Study material →

Start of Block

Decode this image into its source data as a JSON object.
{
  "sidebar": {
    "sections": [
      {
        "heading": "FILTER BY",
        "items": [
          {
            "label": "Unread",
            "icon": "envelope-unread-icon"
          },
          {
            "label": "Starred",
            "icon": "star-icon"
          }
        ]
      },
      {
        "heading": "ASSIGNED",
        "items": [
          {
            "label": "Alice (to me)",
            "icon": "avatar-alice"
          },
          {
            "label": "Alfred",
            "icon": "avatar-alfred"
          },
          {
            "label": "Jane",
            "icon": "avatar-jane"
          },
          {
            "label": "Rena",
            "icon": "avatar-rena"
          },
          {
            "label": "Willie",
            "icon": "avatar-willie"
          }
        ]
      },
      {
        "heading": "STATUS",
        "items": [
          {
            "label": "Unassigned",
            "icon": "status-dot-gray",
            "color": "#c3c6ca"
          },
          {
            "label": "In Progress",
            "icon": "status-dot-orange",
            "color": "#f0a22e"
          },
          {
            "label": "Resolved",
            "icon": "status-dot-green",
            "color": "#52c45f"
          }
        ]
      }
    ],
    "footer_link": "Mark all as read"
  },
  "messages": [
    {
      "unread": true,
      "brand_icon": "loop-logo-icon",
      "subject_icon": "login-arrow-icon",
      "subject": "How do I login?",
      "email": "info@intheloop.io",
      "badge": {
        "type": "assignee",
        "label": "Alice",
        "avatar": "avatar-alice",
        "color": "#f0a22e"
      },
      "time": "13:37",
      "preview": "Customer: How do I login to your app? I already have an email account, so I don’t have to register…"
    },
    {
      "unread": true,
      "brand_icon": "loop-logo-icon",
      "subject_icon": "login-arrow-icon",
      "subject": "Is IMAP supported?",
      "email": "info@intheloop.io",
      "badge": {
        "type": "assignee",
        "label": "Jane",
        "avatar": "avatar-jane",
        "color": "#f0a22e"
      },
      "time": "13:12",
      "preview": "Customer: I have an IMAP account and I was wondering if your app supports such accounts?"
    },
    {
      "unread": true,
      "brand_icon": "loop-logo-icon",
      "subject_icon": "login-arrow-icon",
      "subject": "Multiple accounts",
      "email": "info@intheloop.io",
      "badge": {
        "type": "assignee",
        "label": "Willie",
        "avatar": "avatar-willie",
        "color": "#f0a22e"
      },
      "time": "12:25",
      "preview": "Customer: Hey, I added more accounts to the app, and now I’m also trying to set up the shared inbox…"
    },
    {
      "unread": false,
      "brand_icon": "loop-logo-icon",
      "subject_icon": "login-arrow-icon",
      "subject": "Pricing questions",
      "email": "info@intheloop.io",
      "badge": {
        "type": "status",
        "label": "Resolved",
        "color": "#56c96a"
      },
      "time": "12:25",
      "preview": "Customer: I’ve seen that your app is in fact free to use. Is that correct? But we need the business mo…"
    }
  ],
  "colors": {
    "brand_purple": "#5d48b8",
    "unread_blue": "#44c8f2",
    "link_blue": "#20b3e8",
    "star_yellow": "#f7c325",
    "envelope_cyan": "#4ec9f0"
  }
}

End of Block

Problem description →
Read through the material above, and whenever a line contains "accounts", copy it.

Answer space →
      "preview": "Customer: I have an IMAP account and I was wondering if your app supports such accounts?"
      "subject": "Multiple accounts",
      "preview": "Customer: Hey, I added more accounts to the app, and now I’m also trying to set up the shared inbox…"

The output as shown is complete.